Nontokozo now serves as a positive role model

Nontokozo now serves as a positive role model

“I am part of all that I have met”.
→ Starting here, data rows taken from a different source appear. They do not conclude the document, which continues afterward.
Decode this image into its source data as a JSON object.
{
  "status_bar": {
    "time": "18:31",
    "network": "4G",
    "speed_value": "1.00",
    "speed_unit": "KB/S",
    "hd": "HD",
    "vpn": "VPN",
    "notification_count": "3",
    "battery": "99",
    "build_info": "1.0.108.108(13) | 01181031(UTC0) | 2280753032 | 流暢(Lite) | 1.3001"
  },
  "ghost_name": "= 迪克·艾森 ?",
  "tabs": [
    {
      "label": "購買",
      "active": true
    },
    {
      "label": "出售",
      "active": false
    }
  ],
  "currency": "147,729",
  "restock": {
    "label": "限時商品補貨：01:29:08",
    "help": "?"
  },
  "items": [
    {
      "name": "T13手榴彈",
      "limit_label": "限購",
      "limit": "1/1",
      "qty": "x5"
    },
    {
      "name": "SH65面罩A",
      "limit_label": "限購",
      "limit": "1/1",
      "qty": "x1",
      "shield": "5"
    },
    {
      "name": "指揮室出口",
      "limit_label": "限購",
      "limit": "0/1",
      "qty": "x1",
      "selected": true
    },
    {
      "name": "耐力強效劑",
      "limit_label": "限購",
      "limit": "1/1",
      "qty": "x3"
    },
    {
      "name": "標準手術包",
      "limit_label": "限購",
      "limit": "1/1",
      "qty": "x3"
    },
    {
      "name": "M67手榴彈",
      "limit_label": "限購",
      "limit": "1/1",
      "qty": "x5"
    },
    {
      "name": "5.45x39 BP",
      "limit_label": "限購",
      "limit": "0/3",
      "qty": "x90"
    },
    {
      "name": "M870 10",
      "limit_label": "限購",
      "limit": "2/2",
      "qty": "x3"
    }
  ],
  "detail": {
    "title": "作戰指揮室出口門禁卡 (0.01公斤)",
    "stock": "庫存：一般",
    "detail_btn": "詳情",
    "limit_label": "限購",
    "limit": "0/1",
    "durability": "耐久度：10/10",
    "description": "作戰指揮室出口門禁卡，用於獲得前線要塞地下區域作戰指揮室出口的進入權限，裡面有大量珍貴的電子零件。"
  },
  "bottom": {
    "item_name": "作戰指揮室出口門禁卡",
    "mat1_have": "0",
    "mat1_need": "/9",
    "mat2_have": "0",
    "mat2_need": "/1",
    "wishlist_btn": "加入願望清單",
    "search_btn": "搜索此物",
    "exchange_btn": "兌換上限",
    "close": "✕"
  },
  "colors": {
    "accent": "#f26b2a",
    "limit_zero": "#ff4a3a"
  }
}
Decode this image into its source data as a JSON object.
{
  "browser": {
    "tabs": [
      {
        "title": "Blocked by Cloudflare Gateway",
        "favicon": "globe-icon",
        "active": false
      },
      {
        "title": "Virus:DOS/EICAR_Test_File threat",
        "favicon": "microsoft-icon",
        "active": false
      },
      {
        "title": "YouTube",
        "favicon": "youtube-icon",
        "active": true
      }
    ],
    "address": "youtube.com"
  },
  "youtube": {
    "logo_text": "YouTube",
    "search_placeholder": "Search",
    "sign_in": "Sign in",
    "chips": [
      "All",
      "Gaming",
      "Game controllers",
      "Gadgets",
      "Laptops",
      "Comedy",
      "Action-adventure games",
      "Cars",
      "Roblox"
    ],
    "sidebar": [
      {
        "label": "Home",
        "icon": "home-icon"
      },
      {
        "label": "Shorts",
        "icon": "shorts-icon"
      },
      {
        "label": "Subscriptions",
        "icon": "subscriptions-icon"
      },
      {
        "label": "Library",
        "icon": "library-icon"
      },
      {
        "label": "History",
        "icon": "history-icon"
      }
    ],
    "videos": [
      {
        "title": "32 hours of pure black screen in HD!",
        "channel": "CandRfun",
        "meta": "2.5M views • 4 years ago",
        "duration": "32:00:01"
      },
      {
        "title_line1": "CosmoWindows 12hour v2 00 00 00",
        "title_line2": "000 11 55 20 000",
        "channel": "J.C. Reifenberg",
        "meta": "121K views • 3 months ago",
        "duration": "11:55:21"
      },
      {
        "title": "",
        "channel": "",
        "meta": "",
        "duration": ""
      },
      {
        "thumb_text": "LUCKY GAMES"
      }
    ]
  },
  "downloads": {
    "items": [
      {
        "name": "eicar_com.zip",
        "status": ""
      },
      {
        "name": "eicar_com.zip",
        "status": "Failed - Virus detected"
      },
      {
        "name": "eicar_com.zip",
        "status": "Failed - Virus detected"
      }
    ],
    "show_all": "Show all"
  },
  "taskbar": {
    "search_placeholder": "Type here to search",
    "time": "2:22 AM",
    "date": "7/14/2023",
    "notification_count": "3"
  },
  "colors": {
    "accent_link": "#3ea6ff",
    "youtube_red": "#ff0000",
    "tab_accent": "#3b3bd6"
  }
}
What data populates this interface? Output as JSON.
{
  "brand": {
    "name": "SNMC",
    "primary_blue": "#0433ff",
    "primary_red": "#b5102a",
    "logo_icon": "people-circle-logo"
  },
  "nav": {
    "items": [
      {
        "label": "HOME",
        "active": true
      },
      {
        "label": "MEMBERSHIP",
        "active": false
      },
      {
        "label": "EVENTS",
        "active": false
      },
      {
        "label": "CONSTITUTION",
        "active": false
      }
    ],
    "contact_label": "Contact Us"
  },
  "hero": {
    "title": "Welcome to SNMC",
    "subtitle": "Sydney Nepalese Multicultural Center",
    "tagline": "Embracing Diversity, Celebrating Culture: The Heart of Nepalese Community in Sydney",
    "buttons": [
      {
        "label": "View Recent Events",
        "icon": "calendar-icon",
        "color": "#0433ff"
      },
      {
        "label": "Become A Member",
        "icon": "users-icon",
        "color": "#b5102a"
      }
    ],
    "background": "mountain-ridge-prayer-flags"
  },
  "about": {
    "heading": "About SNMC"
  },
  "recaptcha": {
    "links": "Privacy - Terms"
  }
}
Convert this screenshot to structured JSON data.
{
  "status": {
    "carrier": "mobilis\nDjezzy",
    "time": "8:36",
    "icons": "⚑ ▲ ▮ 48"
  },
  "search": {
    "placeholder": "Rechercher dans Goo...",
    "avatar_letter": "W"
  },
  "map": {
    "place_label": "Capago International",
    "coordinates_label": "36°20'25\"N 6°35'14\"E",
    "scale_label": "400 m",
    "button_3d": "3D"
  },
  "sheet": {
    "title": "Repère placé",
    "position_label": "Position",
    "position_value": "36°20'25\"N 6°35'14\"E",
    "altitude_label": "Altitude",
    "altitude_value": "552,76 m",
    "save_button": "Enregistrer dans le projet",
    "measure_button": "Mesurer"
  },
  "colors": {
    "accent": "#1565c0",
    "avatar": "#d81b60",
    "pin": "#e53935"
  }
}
--- Alfred Tennyson

 

Many of you will remember when Nontokozo Dlamini visited Hampton from Piggs Peak a couple years ago. She left a lasting impression and, through her visit, we got an intimate feel for what life is like in Piggs Peak. It also helped build a sense of community between the people in Hampton and Piggs Peak… a feeling that we are all neighbours regardless of the physical distance that separates us.

 

When Nontokozo spoke to us in Hampton she mentioned our own John Peters Humphrey, the father of modern human rights, but said “… I will call it women’s rights. We have such a high percentage of HIV-positive in Swaziland because women do not have rights. Men do whatever they want to women. They don’t have a say. A man can go and have many women in Swaziland and come back with a disease. This man has five wives. He will spread the disease to all his five wives because the wife doesn’t have a say. He won’t use a condom when he doesn’t want to, and the wife doesn’t have a right to ask him where he has been. He just does what he wants to do. And you can imagine each of his five wives has five children and the parents die from AIDS. All of these children… 25 children... are orphans. This is why we have so many orphans in Swaziland. It’s because of the lack of women’s rights”.

 

Thanks to our help, Nontokozo now serves as a positive role model for other young women in Swaziland by pursuing her university education. I’m sure those who got to know Nontokozo will also be interested to learn she has taken another major step in her life. In an October 3 email, John Lovett writes “The wedding of Nontokozo and Abraham took place yesterday and was quite a grand affair. Nontokozo and her six bridesmaids and Abraham with his six best men arrived at my house early in the morning to get dressed up and then we drove in a convoy of half a dozen vehicles from Pigg’s Peak to Fundukuwela where the wedding took place in the assembly building. I estimated about two thousand people in attendance and the ceremony lasted for a little over five hours with music dancing and speeches. I was invited to say a few words and with Sakhele, Nontokozo’s brother, translating into si’Swati for me I wished Nontokozo and Abraham a long and happy life on behalf of all in Hampton.”

 

If you haven’t done so yet, we invite you to check out our website www.hamptonpiggspeak.ca. You will find photos; descriptions of our project areas; community events and news; letters from John Lovett; and past articles like this one. I think you will also be inspired by the YouTube video “Nontokozo speaks in Hampton” that you can link through the website.

Nontokozo now serves as a positive role model